How it works: You apply for a credit card online, typically through the bank or card company's own website, and receive some sort of a decision within minutes. In those minutes, the bank's system will check your credit worthiness (your borrowing and repayment history, usually abstracted in the form of a credit score), verify your identity, and cross-check your information to see whether it may be linked to any fraudulent activity. The bank will compare your information against their profile of a desirable borrower for the particular offer, and spit out a decision in a few minutes. This makes instant decision applications significantly faster than standard applications, which require days or weeks of waiting.
It's important to note that a bank won't always give you an instant answer to an 'instant' application. If your profile is a close call, they may ask you to call them and supplement your application with further information. Finally, an instant decision does not mean instant credit. You will typically not have access to your new credit until you receive and activate the card, after the bank mails it to you.
How to improve your chances of getting your credit card application approved.
If you're getting rejected for credit cards, you can usually find out why. First, the bank will mail you a rejection notice including the reason for their decision. You can also call them to try and get additional information about why you were rejected. Armed with that information, you may be able to make improvements to the factors affecting your decision before making your next application. Here are some ways to make yourself more attractive to banks and credit card companies:

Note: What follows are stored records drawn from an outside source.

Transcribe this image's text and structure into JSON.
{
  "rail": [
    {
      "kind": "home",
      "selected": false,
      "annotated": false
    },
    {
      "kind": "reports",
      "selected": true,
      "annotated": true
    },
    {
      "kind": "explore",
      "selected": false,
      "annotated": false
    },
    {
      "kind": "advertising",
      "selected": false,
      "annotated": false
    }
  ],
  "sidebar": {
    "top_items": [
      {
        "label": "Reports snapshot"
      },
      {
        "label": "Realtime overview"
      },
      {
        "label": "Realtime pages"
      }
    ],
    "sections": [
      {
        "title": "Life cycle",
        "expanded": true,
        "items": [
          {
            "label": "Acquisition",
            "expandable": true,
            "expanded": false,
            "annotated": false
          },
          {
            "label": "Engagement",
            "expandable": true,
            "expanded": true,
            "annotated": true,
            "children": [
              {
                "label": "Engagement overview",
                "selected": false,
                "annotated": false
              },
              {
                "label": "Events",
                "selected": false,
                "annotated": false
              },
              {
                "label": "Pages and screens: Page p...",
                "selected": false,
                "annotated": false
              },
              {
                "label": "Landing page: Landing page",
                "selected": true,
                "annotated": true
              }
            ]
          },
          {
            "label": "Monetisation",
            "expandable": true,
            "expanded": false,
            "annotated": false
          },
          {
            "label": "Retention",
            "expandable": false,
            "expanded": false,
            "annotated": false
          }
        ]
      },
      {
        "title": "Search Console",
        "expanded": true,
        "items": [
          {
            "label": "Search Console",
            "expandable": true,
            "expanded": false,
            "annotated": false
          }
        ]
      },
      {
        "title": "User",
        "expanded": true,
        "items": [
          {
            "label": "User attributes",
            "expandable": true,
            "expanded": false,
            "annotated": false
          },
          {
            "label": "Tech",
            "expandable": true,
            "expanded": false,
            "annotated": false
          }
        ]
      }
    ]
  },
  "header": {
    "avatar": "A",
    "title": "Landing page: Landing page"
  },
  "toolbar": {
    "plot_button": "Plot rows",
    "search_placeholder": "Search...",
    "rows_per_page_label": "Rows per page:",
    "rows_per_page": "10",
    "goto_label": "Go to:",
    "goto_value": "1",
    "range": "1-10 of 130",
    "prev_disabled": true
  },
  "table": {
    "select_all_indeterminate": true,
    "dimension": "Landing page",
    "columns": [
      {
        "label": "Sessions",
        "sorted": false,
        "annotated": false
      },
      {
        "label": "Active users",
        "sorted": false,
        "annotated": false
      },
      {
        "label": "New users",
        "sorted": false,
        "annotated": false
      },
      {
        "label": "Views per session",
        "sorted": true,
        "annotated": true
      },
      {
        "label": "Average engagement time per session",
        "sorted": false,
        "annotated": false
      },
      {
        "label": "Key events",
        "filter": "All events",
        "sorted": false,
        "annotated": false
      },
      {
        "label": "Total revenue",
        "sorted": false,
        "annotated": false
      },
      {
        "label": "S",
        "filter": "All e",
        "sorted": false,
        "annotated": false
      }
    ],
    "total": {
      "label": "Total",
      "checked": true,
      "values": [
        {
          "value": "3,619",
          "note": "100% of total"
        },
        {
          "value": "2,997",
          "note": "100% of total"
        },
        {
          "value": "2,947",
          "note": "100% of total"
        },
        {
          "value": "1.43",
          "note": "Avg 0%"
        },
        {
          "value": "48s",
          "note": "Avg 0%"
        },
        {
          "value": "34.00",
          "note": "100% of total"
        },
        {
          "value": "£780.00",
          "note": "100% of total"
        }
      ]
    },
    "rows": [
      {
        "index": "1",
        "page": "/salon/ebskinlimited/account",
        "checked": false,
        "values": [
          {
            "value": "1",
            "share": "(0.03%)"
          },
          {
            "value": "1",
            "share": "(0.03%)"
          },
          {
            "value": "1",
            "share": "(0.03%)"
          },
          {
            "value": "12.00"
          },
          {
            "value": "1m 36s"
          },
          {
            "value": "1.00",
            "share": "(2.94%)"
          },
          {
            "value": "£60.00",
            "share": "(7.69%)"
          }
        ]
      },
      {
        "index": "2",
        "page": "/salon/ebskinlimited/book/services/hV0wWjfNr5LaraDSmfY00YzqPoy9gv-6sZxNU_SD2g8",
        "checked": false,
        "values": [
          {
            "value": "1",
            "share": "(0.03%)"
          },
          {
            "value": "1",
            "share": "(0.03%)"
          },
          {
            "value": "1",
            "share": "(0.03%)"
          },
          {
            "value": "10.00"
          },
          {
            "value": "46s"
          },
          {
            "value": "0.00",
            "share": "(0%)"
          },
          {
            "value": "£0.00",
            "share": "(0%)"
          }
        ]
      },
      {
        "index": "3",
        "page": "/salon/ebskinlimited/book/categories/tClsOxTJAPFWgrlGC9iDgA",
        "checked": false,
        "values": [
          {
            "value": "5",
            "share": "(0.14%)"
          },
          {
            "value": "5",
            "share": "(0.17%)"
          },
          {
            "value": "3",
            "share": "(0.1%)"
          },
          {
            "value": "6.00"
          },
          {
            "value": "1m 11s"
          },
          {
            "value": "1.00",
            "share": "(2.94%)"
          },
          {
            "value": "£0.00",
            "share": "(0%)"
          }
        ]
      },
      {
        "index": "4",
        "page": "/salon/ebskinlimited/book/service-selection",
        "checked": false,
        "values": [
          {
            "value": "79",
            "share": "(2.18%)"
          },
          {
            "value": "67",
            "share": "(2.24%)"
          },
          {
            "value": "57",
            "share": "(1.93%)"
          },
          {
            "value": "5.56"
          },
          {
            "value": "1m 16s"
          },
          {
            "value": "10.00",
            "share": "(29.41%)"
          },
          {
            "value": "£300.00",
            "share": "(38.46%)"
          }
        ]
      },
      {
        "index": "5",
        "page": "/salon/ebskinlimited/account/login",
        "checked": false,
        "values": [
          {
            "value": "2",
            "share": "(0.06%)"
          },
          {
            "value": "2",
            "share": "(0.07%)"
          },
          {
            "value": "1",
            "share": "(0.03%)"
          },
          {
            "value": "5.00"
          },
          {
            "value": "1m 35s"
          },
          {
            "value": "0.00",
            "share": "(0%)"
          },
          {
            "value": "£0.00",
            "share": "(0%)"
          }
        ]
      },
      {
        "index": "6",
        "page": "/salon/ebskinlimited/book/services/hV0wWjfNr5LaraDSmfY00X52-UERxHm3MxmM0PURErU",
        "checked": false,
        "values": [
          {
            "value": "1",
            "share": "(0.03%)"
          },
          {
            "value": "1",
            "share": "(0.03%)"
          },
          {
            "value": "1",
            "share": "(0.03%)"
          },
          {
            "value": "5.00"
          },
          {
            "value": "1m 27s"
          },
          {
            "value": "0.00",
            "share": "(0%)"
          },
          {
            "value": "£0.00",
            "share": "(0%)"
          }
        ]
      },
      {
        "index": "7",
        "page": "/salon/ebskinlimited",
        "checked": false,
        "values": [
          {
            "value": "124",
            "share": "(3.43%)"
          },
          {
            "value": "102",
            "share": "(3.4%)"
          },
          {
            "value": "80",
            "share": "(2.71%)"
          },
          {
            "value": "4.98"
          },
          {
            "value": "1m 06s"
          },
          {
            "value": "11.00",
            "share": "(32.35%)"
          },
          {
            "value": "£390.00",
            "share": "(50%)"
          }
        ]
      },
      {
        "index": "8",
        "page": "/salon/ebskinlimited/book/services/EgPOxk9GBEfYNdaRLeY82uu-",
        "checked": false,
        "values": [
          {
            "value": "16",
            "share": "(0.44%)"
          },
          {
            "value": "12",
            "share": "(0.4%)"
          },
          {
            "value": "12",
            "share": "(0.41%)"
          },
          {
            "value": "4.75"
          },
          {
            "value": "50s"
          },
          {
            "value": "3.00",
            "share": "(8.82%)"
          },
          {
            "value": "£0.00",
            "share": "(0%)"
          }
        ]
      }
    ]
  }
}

- Above all, pay your bills on time (lenders can see with detail how you are at making payments); your payment history accounts for 35% of your overall credit score
- Close credit lines you're not using, especially if they are newer or are retail/specialty cards
- Apply to cards specifically targeted at people with mixed or poor credit
- Pay down some of your balances to achieve a better credit utilization ratio (which compares your available (unused) credit to your total approved credit)